Between choices in formulaic, unrealistic themes of mainstream Christian fiction and secular shelves filled with fifty shades of crapola, one might well ask, why bother? Where might we turn for imaginative, enriching fiction—the kind of stories that propel us headlong on exhilarating journeys while resonating with some measure of depth? As corny it sounds—and it’s a hard row to hoe convincing my students of this—there is an answer…in one word: literature. Yes, archaic, even arcane, been-around-the-block-and-up-around-the bend, ‘ol literature. But, one may further ask, what defines literature, sets it apart from other kinds of writing and what’s so great about it anyway? Let’s address these two pressing questions by first looking at what literature is not.
Ok, then…what about literature? What’s the deal there? The primary difference between the two genres is that literature has at its core deep, resonant meaning…what some call “author intent” and others refer to as the “message” a piece of literature is attempting to convey to readers. We’re talking about, of course, theme. Literary stories can be every bit as enjoyable and engaging as those from popular fiction but works of literature dig more deeply to concern themselves with the problems and ills of society with meaningful characters and plot developments free of gratuitous nonsensical eye candy. This is not to say that literature is free of the ugly facts of the world around us—violence, profanity, and coarse behavior—because it is certainly not. In literature, however, the portrayal of these things has meaning and contributes to both story and theme. In other words, they are reflections of authentic life—often directly from author experience—that are depicted to help us understand the depth of the problems facing us and the profound need for change.

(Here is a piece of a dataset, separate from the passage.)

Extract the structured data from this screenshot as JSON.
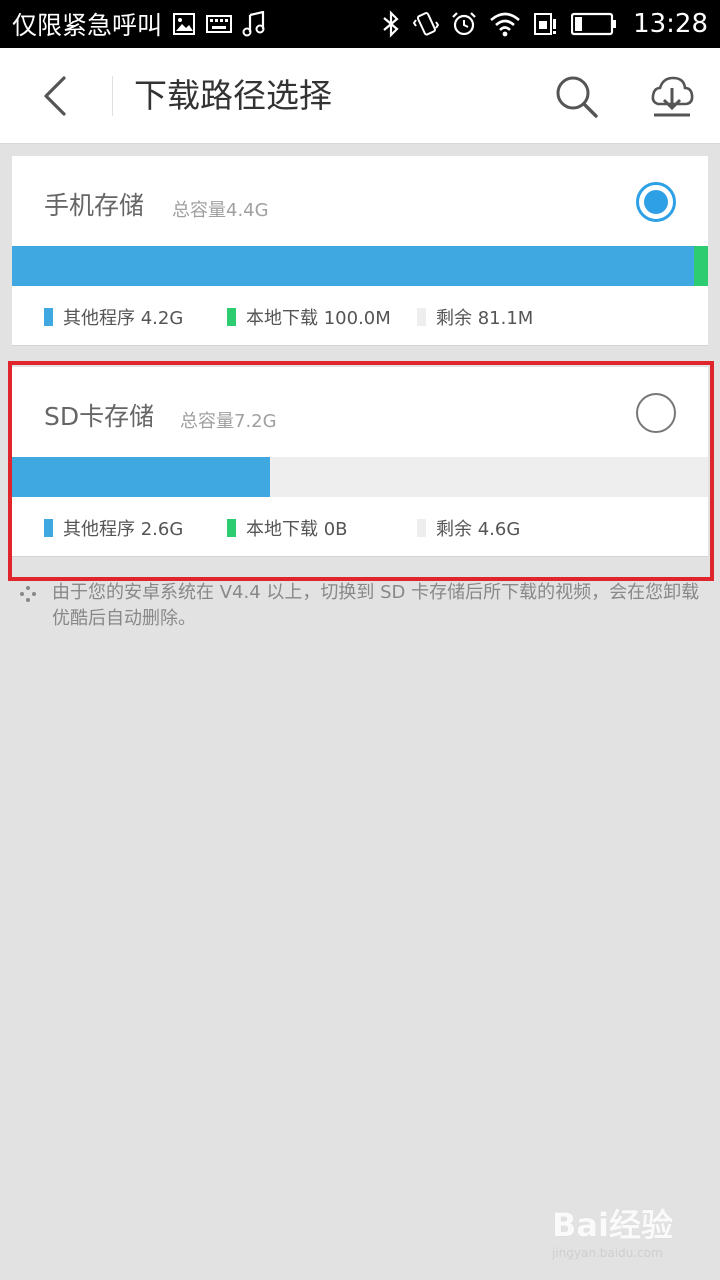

Literature, therefore, is “about” both awareness and change. Where politicians strive to alter behavior and refine thinking through creation or abolishment of laws and pastors draft sermons on both fire and ice, writers look around them, pick up their pens, and write about the things that infuriate and inspire them. Further, these problems often concern fundamental, enduring flaws deeply rooted in human sin nature: wrath, hate, persecution, greed, and the other shortcomings of ours—those eternal problems that, despite being sometimes buried for a while in shallow, unmarked graves, always manage to reemerge with a new name and fresh face from generation to generation. This, as you have no doubt surmised, is why literature texts are filled with stories decades and centuries old, because the problems of the ages long past are still our problems and, presumably, always will be, even when we, ourselves, are as long gone as the writers of the now ancient stories and the cultures they addressed. In the simplest of terms, literature, therefore, is entertainment with teeth—long sharp teeth, maybe barbed.
Now we’re getting somewhere, you might be thinking at this point. If I’m going to read I might as well be moved, stirred, if you will, but what if I prefer non-secular issues, problems unique or close to the hearts of Christians? Good question. This is the point where many of us turn to Christian retailers or to the shelves of secular book stores containing Christian sections. As we know, fine examples of inspirational nonfiction line such shelves—works of truth where author narratives inform and inspire from experiences in their lives and from the lives around them. Understand that I, a former student of creative nonfiction, am not knocking the value of this kind of writing, but what of those of us who long for imaginative tales to carry us away, over, and beyond, as the fiction of C.S. Lewis and Tolkien does? Unfortunately, aside from Lewis—Tolkien is rarely found in Christian-related contexts of this sort—and a handful of popular contemporary Christian fiction writers, many past writers of faith—or who considered faith-based issues and perspectives—simply aren’t recognized by traditional Christian publishers, critics, or bookstores as “Christian writers” because they did not follow the formulaic, predictable industry customs. So, where do we turn?